[ABOUT THIS EXERCISE]
From the material below, work out how many lines contain "title" and answer with the number only.

[DATA SUPPLIED]
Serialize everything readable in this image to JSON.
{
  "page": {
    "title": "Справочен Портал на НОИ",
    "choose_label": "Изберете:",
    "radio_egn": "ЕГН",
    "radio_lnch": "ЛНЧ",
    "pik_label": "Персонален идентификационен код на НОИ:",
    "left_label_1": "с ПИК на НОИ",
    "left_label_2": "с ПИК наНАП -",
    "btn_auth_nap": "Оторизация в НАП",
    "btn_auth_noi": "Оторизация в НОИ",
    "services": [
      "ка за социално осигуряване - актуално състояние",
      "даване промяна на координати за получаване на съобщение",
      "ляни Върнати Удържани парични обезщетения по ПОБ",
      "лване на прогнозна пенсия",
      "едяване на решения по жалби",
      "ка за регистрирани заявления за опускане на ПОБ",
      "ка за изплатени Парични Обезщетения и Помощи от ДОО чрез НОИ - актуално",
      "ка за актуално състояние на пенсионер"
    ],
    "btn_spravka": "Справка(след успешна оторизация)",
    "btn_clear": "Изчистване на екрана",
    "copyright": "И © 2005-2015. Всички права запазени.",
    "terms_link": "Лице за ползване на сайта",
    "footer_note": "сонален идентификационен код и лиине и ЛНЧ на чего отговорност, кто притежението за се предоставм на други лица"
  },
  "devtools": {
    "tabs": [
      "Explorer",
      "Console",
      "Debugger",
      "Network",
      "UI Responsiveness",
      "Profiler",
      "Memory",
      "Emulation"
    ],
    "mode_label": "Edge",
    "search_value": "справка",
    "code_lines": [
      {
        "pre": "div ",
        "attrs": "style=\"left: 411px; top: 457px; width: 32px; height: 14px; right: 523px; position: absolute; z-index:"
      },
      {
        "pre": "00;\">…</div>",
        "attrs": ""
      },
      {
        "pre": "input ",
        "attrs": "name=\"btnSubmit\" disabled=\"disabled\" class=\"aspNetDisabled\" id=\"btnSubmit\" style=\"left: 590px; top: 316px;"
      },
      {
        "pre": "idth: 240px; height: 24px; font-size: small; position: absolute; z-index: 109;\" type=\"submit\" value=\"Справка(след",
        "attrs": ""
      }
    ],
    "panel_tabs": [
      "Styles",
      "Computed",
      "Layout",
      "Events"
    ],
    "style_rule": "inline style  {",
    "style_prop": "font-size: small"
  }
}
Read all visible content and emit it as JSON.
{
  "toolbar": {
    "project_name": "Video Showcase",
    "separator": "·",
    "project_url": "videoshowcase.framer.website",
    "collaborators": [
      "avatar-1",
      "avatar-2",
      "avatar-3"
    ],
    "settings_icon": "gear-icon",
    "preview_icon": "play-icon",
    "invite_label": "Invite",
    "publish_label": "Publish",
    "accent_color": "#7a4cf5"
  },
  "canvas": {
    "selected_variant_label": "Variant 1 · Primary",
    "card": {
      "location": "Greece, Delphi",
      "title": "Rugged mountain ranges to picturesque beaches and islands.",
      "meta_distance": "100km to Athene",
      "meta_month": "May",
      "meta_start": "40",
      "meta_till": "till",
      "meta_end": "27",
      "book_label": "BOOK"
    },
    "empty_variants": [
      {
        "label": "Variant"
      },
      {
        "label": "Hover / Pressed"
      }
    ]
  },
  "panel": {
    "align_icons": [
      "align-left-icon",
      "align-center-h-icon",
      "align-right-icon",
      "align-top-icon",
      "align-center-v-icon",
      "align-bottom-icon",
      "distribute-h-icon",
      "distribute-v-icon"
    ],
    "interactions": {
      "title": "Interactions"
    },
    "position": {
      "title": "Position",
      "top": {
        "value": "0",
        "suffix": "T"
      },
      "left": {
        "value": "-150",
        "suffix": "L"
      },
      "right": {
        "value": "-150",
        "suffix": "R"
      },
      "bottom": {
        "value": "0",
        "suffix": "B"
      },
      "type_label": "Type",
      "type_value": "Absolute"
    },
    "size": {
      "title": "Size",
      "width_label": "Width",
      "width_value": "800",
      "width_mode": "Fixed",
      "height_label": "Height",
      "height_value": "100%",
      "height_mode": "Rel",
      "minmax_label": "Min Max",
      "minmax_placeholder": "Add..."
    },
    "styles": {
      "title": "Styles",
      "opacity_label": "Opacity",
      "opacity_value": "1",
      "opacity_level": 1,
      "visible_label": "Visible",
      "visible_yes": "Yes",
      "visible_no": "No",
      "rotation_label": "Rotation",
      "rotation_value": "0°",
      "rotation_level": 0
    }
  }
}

[EXERCISE RESPONSE]
6